> [DATA EXTRACTS]
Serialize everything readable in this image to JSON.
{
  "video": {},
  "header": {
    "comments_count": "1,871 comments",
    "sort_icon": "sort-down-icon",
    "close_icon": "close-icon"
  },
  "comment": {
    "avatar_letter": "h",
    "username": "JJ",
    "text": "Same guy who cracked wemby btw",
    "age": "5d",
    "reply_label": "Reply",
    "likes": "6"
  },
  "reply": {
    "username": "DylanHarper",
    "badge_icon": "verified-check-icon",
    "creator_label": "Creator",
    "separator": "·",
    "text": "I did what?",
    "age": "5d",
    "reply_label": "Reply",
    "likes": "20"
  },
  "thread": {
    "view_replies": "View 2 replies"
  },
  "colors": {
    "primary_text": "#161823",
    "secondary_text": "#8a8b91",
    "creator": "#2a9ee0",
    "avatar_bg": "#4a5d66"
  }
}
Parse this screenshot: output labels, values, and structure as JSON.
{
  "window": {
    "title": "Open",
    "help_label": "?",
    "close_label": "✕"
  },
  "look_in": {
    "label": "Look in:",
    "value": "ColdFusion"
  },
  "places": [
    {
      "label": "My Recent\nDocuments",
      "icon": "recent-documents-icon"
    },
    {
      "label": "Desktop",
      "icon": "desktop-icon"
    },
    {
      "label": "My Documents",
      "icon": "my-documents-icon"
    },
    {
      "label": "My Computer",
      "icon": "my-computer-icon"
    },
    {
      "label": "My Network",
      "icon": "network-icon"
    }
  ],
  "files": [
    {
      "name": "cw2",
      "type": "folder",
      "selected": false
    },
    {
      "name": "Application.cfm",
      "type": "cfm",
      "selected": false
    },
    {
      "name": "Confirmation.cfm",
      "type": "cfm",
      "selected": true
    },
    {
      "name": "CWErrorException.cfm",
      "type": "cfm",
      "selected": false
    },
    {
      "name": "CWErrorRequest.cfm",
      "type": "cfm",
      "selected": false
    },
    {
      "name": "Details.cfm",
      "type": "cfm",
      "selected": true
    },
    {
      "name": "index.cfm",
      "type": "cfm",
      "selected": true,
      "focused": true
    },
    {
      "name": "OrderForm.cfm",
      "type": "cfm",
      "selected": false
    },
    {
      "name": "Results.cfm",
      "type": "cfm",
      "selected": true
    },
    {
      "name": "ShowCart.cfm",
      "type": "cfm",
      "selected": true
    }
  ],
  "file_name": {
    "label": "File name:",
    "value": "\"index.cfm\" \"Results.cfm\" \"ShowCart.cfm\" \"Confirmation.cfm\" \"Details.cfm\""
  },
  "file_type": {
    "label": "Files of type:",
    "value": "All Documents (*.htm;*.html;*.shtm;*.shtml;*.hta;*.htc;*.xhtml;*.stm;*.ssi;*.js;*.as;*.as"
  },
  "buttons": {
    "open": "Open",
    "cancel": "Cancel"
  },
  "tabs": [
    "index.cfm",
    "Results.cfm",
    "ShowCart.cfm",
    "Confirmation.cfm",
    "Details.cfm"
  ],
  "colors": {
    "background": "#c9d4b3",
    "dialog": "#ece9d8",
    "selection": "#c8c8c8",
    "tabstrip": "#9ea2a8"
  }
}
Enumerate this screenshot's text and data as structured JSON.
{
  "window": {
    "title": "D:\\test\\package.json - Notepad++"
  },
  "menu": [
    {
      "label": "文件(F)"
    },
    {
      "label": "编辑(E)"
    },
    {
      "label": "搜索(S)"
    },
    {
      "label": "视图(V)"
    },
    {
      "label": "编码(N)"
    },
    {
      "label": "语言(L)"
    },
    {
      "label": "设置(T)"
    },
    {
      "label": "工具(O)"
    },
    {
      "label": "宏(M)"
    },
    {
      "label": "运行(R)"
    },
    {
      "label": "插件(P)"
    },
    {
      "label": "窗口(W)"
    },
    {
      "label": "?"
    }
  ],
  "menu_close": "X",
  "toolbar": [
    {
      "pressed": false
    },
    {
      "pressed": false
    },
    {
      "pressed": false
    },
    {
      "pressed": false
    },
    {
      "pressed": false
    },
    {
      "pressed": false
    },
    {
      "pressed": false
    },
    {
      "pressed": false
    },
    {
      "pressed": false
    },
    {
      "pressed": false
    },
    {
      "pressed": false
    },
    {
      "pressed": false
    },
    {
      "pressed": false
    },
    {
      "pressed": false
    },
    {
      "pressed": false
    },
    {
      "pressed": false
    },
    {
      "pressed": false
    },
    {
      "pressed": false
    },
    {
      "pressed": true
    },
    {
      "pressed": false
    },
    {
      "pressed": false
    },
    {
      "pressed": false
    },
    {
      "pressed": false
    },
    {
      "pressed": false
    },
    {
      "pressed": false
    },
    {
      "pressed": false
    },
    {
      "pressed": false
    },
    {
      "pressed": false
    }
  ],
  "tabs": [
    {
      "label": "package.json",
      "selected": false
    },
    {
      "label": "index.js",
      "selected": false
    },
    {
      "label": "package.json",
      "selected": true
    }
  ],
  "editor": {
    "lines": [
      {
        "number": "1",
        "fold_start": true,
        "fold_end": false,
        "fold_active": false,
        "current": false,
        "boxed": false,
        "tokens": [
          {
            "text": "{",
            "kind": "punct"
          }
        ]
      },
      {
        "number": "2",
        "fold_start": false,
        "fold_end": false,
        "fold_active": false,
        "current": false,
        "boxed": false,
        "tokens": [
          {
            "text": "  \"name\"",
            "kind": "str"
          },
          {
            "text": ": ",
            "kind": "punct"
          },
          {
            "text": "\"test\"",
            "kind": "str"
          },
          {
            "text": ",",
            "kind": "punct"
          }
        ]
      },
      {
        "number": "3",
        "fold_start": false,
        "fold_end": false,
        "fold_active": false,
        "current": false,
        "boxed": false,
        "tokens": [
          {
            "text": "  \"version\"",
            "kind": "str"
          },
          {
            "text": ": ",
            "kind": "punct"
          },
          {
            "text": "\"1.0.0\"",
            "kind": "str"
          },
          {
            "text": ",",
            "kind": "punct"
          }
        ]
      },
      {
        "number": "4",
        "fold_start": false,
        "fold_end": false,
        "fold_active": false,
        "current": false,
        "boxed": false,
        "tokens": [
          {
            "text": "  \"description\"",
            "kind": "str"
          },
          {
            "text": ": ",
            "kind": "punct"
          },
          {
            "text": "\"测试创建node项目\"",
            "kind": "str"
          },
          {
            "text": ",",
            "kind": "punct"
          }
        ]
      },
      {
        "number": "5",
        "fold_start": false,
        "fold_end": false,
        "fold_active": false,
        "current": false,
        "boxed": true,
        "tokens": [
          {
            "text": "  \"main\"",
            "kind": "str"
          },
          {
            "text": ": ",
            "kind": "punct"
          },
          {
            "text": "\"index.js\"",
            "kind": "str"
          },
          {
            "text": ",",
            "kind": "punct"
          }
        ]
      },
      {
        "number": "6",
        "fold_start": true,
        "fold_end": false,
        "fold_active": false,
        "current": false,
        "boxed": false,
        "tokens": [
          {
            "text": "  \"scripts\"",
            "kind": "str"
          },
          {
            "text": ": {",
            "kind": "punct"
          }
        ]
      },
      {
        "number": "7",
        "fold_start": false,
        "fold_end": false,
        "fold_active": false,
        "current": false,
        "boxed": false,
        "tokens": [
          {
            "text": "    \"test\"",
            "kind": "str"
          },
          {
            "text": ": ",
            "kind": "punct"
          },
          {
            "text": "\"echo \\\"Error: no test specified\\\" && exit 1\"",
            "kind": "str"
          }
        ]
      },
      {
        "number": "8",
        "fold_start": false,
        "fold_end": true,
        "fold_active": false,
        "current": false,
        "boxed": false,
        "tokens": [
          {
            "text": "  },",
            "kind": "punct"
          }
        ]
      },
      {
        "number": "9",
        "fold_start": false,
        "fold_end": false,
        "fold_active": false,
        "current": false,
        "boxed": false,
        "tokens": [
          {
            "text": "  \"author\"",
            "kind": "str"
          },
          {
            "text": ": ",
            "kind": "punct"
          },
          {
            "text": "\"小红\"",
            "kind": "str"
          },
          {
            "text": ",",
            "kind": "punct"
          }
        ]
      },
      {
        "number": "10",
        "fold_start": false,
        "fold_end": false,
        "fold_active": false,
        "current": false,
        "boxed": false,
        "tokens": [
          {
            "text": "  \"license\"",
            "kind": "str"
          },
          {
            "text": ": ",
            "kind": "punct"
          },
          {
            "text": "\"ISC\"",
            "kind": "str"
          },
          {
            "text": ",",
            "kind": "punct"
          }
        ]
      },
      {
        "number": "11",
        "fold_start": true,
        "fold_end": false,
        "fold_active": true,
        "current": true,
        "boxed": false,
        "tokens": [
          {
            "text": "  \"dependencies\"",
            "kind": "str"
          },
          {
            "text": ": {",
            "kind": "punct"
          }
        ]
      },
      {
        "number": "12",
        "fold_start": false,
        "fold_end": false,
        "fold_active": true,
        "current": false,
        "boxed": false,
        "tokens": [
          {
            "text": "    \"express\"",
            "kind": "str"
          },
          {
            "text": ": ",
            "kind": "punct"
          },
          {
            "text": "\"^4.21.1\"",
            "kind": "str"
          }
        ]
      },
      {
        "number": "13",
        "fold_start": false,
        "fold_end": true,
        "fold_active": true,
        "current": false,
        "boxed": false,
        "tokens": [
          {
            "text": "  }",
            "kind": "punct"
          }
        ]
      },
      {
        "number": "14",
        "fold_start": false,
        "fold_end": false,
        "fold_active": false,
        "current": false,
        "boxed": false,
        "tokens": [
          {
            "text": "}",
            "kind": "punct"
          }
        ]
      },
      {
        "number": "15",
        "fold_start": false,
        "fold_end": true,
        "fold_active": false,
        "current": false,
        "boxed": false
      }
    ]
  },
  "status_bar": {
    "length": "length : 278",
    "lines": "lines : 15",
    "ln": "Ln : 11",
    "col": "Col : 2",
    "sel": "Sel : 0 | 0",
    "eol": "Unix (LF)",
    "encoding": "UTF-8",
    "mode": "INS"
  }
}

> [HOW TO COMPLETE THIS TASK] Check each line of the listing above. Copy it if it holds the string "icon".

> [ANSWER BOX]
    "sort_icon": "sort-down-icon",
    "close_icon": "close-icon"
    "badge_icon": "verified-check-icon",
      "icon": "recent-documents-icon"
      "icon": "desktop-icon"
      "icon": "my-documents-icon"
      "icon": "my-computer-icon"
      "icon": "network-icon"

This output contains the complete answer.